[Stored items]
§ §

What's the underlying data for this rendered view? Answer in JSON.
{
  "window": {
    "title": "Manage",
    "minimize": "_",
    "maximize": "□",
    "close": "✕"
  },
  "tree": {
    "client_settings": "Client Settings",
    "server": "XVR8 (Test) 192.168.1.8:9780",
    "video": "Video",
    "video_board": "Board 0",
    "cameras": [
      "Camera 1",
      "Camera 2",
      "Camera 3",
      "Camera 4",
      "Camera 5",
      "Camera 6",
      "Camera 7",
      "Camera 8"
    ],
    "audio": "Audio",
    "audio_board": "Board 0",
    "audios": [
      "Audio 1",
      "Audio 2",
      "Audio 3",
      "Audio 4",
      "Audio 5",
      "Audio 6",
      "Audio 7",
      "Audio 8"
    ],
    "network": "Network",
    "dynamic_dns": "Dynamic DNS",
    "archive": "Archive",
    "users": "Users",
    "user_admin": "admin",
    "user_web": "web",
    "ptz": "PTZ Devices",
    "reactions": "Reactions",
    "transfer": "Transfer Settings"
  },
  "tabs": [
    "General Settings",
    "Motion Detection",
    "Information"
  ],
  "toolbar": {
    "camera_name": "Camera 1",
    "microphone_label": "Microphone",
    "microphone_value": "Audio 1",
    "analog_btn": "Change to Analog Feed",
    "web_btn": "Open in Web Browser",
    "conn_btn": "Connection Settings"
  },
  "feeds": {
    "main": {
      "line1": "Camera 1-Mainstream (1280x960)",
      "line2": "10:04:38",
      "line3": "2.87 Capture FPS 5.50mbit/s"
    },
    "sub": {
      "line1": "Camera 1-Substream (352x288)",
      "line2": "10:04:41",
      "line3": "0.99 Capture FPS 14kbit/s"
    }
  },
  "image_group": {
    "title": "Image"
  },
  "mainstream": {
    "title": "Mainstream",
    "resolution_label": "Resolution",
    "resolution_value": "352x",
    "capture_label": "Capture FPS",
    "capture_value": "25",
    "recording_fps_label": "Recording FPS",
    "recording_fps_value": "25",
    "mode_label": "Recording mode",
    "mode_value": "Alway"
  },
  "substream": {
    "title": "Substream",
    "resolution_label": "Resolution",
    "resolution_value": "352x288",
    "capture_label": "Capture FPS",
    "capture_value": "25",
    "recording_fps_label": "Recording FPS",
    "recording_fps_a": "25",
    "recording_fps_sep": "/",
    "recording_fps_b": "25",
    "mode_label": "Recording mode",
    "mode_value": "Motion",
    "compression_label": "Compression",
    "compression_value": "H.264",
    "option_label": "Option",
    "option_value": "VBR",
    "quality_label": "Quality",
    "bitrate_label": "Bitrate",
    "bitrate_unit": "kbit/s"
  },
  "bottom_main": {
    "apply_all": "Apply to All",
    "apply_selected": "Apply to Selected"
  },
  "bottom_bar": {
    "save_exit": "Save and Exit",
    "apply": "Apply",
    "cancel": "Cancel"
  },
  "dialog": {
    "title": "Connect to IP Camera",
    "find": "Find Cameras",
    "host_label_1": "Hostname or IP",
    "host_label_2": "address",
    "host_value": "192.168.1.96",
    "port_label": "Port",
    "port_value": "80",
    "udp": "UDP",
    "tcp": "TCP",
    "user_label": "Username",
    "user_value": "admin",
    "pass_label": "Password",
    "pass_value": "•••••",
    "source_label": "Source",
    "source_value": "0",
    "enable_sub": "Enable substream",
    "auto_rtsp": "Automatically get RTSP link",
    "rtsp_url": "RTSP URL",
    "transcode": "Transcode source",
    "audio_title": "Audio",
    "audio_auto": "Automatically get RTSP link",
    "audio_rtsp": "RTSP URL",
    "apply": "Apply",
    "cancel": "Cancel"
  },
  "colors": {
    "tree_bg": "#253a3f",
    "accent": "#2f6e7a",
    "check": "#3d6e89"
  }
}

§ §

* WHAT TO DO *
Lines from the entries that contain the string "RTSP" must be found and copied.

* WRITTEN ANSWER *
    "auto_rtsp": "Automatically get RTSP link",
    "rtsp_url": "RTSP URL",
    "audio_auto": "Automatically get RTSP link",
    "audio_rtsp": "RTSP URL",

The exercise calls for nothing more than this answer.